Their denial is not credible.


Referring job candidates in exchange for political help is not, of course, the only facet of Tim Murray’s career. The lieutenant governor has been a sincere advocate for moving homeless families into public housing, extending commuter rail, and making the fate of mid-sized cities a higher priority - initiatives for which he deserves credit.

But in defending his relationship with McLaughlin, Murray speaks of receiving hundreds of requests from mayors and state representatives - often for favored candidates to be appointed to housing-authority boards. Having individual housing authorities in small cities and towns is a waste of money, but municipalities won’t combine services because mayors and city councilors are loath to give up jobs; many of those officials who lobbied Murray for favored appointees to housing authority boards were doing so in order to control hiring at the authorities.

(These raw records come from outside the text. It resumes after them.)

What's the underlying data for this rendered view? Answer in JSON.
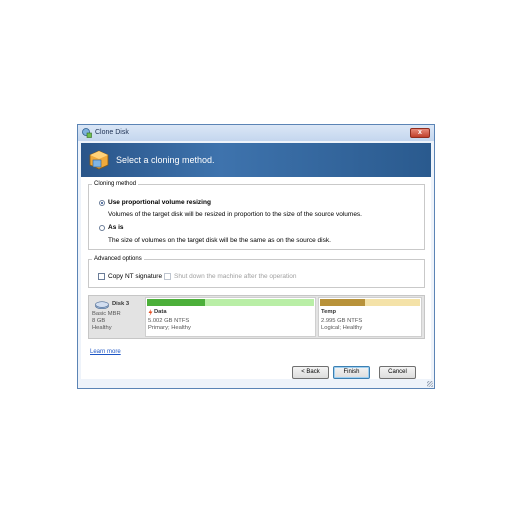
{
  "window": {
    "title": "Clone Disk",
    "close_label": "x"
  },
  "header": {
    "title": "Select a cloning method."
  },
  "cloning_method": {
    "legend": "Cloning method",
    "options": [
      {
        "label": "Use proportional volume resizing",
        "description": "Volumes of the target disk will be resized in proportion to the size of the source volumes.",
        "selected": true
      },
      {
        "label": "As is",
        "description": "The size of volumes on the target disk will be the same as on the source disk.",
        "selected": false
      }
    ]
  },
  "advanced_options": {
    "legend": "Advanced options",
    "copy_nt_signature": {
      "label": "Copy NT signature",
      "checked": false
    },
    "shutdown": {
      "label": "Shut down the machine after the operation",
      "checked": false,
      "enabled": false
    }
  },
  "disk_map": {
    "disk": {
      "name": "Disk 3",
      "type": "Basic MBR",
      "size": "8 GB",
      "status": "Healthy"
    },
    "partitions": [
      {
        "name": "Data",
        "size": "5.002 GB NTFS",
        "status": "Primary; Healthy",
        "used_fraction": 0.35,
        "color": "#4caf3a",
        "free_color": "#b9eea6"
      },
      {
        "name": "Temp",
        "size": "2.995 GB NTFS",
        "status": "Logical; Healthy",
        "used_fraction": 0.45,
        "color": "#b8923a",
        "free_color": "#f4e2a8"
      }
    ]
  },
  "links": {
    "learn_more": "Learn more"
  },
  "buttons": {
    "back": "< Back",
    "finish": "Finish",
    "cancel": "Cancel"
  }
}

What’s necessary in such a situation is for a decision-maker to have the political judgment and strength of character to say no to local officials who are bent on patronage, and to recognize the system for what it is: An enormous threat to the credibility of state government. Without personal judgment and character, it’s easy for officials to turn a blind eye, to figure that the mayors and state representatives can wrestle with their own consciences, to see a little favoritism as the price for worthwhile initiatives.

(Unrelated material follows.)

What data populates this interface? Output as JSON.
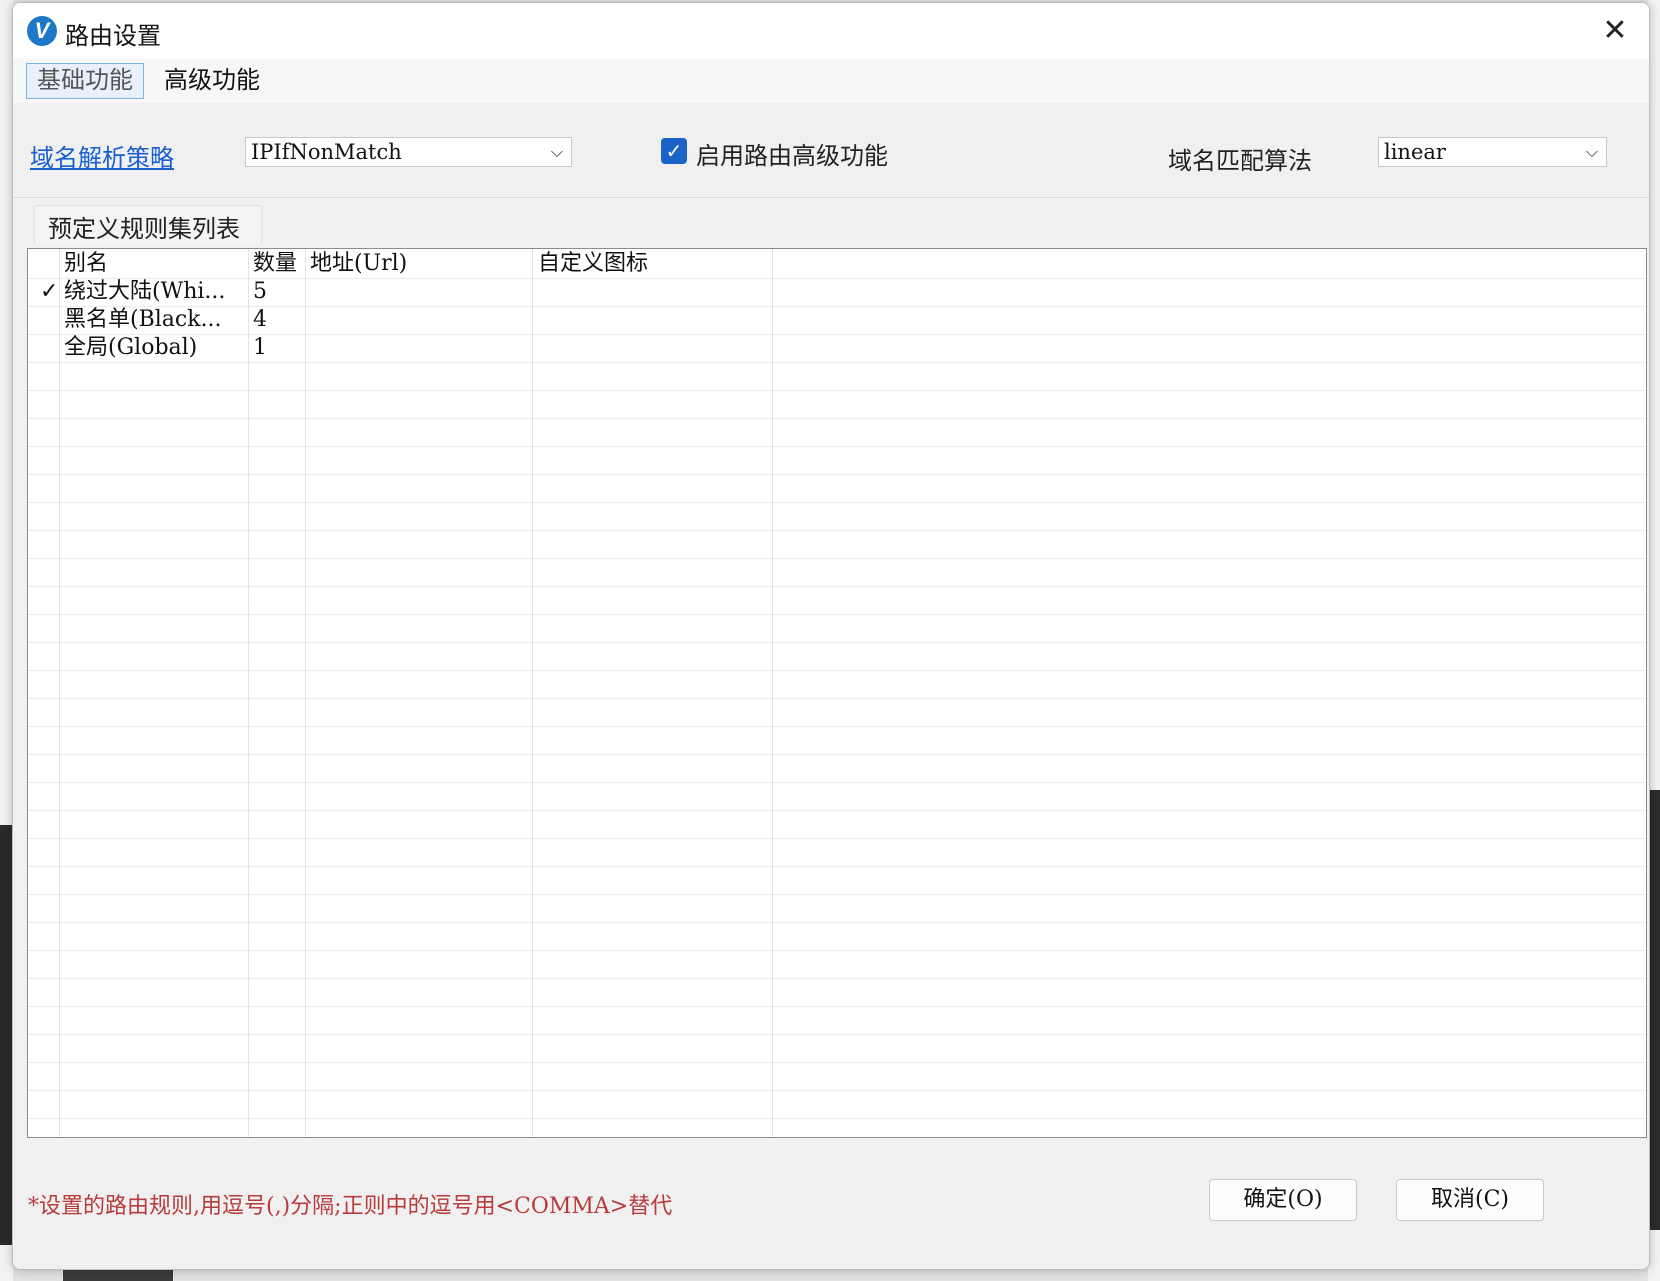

But a friends-and-family approach to local government is part of the reason why those smaller urban areas that are so dear to Murray’s heart are suffering, while comparable cities across the border in New Hampshire are thriving. It’s why many dedicated government workers are so often derided unfairly as hacks.

Tim Murray has shown, through his relationship with McLaughlin, that he lacks the judgment and character to make these decisions. And Patrick, who controls all the levers of the executive branch, still sees fit to keep Murray as his personal liaison to municipal government.

Murray, who has called for an investigation into McLaughlin’s alleged fundraising, will have to answer for any illegality. But the greater scandal isn’t what’s illegal. It’s what’s tolerated every day.